Simon Norfolk is a landscape photographer whose work over fifteen years has been themed around a probing and stretching of the meaning of the word “battlefield” in all its forms. As such, he has photographed in some of the world’s worst war-zones and refugee crises, but is equally at home photographing supercomputers used to design military systems or test-launches of nuclear missiles.
His work has been widely recognised: he has won The Discovery Prize at Les Rencontres d’Arles in 2005; The Infinity Prize from The International Center of Photography in 2004; and he was winner of the European Publishing Award, 2002. In 2003 he was shortlisted for the Citibank Prize now known as the Deutsche Böurse Prize and in 2013 he won the Prix Pictet Commission.
He has produced four monographs of his work including “Afghanistan: chronotopia” (2002) which was published in five languages; “For Most Of It I Have No Words” (1998) about the landscapes of genocide; and ‘Bleed’ (2005) about the war in Bosnia. The most recent is “Burke+Norfolk; Photographs from the War in Afghanistan.” (2011).
He has work held in major collections such as The Museum of Fine Arts in Houston and The Getty in Los Angeles. His work has been shown widely and internationally and in 2011 his Burke+Norfolk work was a solo show at Tate Modern.
He has been described by one critic as “the leading documentary photographer of our time.
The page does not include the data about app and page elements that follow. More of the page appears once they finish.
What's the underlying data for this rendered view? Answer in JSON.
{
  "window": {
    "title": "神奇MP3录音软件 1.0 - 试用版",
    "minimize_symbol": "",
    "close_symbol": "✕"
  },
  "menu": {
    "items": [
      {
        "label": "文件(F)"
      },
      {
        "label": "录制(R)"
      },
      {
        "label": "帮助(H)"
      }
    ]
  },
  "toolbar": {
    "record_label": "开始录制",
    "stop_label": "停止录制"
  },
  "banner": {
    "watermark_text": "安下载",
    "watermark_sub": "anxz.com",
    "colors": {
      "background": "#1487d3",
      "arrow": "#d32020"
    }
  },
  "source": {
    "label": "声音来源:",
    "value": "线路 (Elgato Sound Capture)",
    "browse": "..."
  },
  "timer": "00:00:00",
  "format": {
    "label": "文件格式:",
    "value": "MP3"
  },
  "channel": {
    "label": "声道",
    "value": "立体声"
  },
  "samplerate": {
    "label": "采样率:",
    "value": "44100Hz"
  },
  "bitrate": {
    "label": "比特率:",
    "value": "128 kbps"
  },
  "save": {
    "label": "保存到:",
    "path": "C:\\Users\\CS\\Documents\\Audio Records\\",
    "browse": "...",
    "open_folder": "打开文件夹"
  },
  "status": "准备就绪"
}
Passionate, intelligent and political; there is no one working in photography that has his vision or his clarity.”